On campus Chemistry Masters Programs are designed as a postgraduate education in the chemical sciences and its major branches, organic and inorganic chemistry, materials science and quantum chemistry. Widely regarded as the qualification to become a professional chemist, the master’s degree may also be a preliminary step for students aspiring to pursue a PhD in Chemistry further down the road.
Chemistry graduate schools typically require future students to hold an undergraduate degree in chemistry, biochemistry, or chemical engineering depending on the program. Students must also meet the minimum required GPA for coursework in chemistry and submit scores for the Graduate Record Examination (GRE).
Searching for universities with accredited programs is easy on GradSchools.com; request information from the school you are considering to determine whether the American Chemical Society approves it.
One of the potential advantages to studying on campus is that some MS degree programs in Chemistry focus on developing students’ ability to conduct specialized laboratory research as preparation for careers in the chemical and biological industries. This being said, being at a graduate school means you get access to the University’s facilities, such as research libraries and science laboratories, not to mention student services and other potential perks. There is also the opportunity to actually meet your classmates and faculty, possibly network, collaborate or brainstorm, which you might not get with a distance learning program.
If this sounds interesting to you, search for campuses by location on GradSchools.com; simply use the city, state, or country tabs and results are generated such as Master of Science in Chemistry and Chemistry PSM. Some programs are more general, while others might offer a specialization such as MS in:
A relatively new type of degree, called the Professional Science Master’s (PSM), blends advanced training in a particular science field with business skills, such as communications and program management, and policy.[i] This type of degree might be a good fit for students interested in a leadership role, such as a Natural Science Manager or other administrative position.
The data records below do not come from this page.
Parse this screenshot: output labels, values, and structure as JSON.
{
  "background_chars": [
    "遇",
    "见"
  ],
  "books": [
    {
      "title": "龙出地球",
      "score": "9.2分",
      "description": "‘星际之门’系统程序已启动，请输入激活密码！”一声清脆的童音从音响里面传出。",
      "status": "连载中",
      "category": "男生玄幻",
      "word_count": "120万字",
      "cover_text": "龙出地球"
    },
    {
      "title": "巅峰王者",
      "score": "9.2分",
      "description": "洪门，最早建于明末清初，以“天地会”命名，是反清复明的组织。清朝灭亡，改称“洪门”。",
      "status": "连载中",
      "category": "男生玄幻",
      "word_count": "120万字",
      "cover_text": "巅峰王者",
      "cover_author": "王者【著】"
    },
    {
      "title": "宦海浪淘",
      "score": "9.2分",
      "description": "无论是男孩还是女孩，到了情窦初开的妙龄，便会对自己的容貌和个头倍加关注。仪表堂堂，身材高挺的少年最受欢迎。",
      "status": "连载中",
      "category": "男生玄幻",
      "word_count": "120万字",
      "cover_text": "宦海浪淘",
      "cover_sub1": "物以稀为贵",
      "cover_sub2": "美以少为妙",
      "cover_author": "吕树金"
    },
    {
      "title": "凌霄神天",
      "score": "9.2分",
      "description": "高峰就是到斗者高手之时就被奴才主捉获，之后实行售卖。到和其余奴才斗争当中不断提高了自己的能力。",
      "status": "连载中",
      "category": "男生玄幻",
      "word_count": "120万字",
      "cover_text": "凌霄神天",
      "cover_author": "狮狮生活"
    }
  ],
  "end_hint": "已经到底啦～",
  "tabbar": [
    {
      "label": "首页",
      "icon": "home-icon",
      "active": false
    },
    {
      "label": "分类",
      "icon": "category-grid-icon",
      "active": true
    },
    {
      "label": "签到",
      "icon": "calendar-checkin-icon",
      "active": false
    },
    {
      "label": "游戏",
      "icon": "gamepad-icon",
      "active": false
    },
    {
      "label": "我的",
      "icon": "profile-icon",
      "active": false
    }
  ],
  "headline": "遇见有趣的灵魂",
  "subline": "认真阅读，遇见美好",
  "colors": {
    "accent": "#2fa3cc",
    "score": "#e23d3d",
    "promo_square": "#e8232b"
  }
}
Chemists conduct qualitative and quantitative chemical analyses or experiments in laboratories for quality or process control or to develop new products. Often they work as part of a team, collaborating on scientific research projects with other scientists, such as biologists, physicists, computer specialists, and engineers. The research they that chemists perform may either be basic or applied research.
Of the 98,400 jobs that chemists and materials scientists held in 2014; about 91,1000 were chemist jobs and materials scientists held 7,300. The industries that employed to most chemists in 2014 were research and development in the physical, engineering and life sciences, and pharmaceutical and medicine manufacturing.[ii]
Chemists often specialize, as is identifiable in some of these job titles:
With slower than average employment predicted in the field, the BLS reports that candidates with advanced degrees in Chemistry will have the best job prospects. Why not set yourself up for a potentially bright future in Chemistry or a related field where you can put your scientific knowledge to work. Start looking into graduate schools with MS Chemistry programs on GradSchools.com today!
Sources: [i] bls.gov/ooh/management/natural-sciences-managers.htm | onetonline.org/link/summary/19-2031.00 | [ii] bls.gov/ooh/life-physical-and-social-science/chemists-and-materials-scientists.htm